4. I note that the judge at [61] finds that the appellant claimed for the first time at the appeal hearing that he had never had a CSID. However, at [66] the judge wrote: ‘ I am satisfied that [the appellant] does have a CSID and that it is at home with his parents. I do not find that his CSID was taken [by the Peshmerga]; this is a convenient addition to his evidence and not mentioned until the hearing.’ That is a wholly different finding from that at [61] and it is, in my opinion, supported by reasoning that is discreet and unaffected by any misunderstanding which may have led the judge to find that the appellant had claimed that he never had a CSID. Even if the judge was wrong to find that the appellant had fundamentally changed his account, it is the case that the appellant had not claimed until very late in the day that his CSID had been taken from him; until the hearing during the several times the appellant had provided his account, he had claimed that the CSID was in Iraq at the family home. I find that the judge’s finding at [66] is sound in law irrespective of any misunderstanding elsewhere in the analysis.
5. The effect of what I say at [4] above is that (i) the appellant’s family in Iraq is in possession of his CSID and (ii) the judge was entitled to find that the family will send the card to the appellant before he departs for Iraq. Those findings of fact are determinative of this appeal irrespective of the other grounds for the following reasons. Even assuming that the Peshmerga in Kirkuk do regard the appellant as a Da’esh collaborator more than 7 years after the incident on the roof of the appellant’s house (which I do not find reasonably likely in any event), the appellant can (i) request that his family send his CSID to him in the United Kingdom (as the judge found that they would [67]) and (ii) he can use the CSID to remain safely in Baghdad during the short period it will take for him to travel onwards to Sulaymaniyah, where his wife is living. It is not likely that Kurdish forces or authorities in Sulaymaniyah will be aware of an incident in Kirkuk in 2015 or that the appellant would be at risk there from any individual who had been in dispute with the his uncle in Kirkuk several years ago. Moreover, by assuming for the purposes of this analysis that the appellant’s account of the 2015 incident is credible, the challenges to the judge’s credibility findings set out in Grounds 2 and 3 fall away.
6. In the light of what I have said, this appeal is dismissed.
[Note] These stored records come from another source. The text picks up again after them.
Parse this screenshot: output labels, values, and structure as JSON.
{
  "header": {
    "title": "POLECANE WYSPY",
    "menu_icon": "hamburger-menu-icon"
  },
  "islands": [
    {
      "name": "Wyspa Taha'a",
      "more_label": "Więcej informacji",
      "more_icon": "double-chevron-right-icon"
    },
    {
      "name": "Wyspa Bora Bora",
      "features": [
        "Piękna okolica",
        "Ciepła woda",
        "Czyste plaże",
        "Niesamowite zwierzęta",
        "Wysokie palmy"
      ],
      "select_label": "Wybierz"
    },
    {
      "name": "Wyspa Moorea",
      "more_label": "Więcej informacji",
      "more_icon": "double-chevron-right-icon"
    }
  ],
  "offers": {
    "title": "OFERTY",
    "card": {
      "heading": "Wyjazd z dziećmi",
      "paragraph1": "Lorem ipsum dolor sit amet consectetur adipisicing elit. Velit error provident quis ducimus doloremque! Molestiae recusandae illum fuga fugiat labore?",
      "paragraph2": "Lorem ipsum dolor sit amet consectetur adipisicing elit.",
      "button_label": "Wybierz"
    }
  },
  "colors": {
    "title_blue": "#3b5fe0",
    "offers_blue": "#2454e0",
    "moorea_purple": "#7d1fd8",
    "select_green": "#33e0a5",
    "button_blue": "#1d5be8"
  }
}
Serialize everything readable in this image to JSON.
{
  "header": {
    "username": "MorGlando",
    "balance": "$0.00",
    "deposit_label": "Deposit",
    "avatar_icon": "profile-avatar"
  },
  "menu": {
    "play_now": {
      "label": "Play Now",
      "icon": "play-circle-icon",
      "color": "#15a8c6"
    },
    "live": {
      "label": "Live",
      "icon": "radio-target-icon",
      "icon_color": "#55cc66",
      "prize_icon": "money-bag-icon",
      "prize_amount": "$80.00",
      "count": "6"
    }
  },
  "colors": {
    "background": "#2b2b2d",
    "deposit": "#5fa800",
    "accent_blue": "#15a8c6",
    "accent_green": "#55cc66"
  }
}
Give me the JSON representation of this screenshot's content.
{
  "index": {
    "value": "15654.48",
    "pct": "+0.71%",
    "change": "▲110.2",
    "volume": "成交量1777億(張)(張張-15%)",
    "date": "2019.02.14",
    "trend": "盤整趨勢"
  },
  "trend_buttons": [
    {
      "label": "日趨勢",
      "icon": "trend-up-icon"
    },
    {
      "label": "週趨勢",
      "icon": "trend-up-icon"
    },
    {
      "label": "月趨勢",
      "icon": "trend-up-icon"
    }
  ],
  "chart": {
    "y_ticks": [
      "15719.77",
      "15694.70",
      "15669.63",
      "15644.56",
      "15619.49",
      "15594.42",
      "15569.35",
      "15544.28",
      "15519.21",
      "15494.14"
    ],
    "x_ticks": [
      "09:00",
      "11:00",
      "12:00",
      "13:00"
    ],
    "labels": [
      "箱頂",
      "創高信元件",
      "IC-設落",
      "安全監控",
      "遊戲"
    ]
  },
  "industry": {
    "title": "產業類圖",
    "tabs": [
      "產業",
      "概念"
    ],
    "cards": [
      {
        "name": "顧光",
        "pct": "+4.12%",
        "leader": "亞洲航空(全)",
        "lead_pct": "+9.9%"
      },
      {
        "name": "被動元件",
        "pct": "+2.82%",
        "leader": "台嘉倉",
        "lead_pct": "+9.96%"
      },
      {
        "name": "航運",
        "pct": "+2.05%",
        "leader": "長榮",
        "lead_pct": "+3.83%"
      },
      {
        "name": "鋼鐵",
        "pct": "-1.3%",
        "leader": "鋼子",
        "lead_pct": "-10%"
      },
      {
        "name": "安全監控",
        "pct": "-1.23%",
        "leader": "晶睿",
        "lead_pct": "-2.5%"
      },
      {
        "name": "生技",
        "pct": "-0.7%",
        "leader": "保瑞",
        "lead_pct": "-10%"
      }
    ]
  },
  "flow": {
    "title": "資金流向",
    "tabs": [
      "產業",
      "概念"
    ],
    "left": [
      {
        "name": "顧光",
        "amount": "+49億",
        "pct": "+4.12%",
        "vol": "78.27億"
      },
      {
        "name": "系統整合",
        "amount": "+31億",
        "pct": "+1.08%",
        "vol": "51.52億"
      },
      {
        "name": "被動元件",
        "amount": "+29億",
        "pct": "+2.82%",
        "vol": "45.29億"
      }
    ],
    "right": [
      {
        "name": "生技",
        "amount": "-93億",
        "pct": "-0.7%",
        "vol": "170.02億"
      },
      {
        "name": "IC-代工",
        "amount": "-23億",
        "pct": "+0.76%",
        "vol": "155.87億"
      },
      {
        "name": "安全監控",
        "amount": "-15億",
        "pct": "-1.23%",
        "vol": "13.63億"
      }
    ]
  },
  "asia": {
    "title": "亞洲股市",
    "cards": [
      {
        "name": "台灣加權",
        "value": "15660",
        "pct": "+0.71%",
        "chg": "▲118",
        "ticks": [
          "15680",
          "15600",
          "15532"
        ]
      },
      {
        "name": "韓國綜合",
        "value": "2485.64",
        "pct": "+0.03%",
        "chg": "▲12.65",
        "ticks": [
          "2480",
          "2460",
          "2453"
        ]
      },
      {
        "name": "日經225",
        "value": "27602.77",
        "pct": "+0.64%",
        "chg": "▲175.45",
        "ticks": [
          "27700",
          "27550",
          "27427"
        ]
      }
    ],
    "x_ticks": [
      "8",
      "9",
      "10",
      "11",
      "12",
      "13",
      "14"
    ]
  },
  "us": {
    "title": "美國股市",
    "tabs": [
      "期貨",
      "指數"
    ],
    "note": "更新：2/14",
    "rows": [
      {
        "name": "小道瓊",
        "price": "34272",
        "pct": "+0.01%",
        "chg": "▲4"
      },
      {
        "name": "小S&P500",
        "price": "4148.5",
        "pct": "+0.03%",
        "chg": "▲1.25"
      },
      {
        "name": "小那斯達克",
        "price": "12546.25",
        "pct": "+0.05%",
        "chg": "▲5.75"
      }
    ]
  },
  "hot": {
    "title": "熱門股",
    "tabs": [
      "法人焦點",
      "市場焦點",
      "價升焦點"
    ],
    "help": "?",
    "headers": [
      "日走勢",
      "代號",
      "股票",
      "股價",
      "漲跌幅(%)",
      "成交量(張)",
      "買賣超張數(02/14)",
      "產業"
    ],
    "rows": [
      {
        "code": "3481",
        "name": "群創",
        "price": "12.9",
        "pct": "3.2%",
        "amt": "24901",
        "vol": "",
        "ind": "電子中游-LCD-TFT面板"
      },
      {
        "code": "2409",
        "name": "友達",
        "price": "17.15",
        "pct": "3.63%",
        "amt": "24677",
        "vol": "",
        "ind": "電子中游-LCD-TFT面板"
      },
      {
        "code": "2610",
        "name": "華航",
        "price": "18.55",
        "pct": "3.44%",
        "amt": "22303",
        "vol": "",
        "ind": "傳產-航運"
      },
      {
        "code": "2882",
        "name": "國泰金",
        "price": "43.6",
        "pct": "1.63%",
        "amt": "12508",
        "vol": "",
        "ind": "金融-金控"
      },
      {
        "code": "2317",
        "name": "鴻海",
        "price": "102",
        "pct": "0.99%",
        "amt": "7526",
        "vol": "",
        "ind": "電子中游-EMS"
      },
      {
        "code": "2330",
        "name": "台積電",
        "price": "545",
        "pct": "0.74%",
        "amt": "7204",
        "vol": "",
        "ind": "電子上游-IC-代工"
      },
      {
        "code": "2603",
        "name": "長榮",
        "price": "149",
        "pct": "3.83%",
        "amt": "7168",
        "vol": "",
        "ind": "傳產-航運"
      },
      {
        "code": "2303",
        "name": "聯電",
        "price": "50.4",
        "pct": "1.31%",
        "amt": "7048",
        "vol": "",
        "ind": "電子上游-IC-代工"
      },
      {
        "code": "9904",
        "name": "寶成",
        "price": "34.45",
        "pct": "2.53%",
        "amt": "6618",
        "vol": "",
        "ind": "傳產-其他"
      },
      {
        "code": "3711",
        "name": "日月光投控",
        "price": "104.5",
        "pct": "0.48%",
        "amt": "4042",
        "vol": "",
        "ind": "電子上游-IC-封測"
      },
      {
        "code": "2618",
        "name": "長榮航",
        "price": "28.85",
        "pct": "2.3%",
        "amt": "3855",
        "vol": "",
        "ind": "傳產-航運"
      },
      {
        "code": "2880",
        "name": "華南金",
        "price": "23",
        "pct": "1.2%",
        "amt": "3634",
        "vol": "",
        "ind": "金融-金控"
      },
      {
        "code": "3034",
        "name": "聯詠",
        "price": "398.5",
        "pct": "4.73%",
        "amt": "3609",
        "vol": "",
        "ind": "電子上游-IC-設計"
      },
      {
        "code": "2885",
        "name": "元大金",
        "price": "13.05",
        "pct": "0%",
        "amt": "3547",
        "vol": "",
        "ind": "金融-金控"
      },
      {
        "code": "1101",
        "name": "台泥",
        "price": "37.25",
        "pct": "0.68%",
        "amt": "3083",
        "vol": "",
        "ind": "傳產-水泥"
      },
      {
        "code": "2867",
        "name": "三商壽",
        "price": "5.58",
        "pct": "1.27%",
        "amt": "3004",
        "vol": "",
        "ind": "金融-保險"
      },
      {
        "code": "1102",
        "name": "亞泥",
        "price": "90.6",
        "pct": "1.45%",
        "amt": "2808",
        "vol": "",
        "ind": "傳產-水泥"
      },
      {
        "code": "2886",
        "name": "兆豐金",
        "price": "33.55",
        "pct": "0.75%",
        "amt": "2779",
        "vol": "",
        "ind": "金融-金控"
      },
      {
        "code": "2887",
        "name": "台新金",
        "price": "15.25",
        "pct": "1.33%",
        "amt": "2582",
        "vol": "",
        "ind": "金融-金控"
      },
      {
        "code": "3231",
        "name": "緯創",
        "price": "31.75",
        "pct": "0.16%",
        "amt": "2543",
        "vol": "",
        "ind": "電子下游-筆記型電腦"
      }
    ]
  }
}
Notice of Decision
This appeal is dismissed.


Upper Tribunal Judge Lane
Date 3 May 2022

Direction Regarding Anonymity – Rule 14 of the Tribunal Procedure (Upper Tribunal) Rules 2008

Unless and until a Tribunal or court directs otherwise, the appellants are granted anonymity. No report of these proceedings shall directly or indirectly identify them or any member of their family. This direction applies both to the appellants and to the respondent. Failure to comply with this direction could lead to contempt of court proceedings.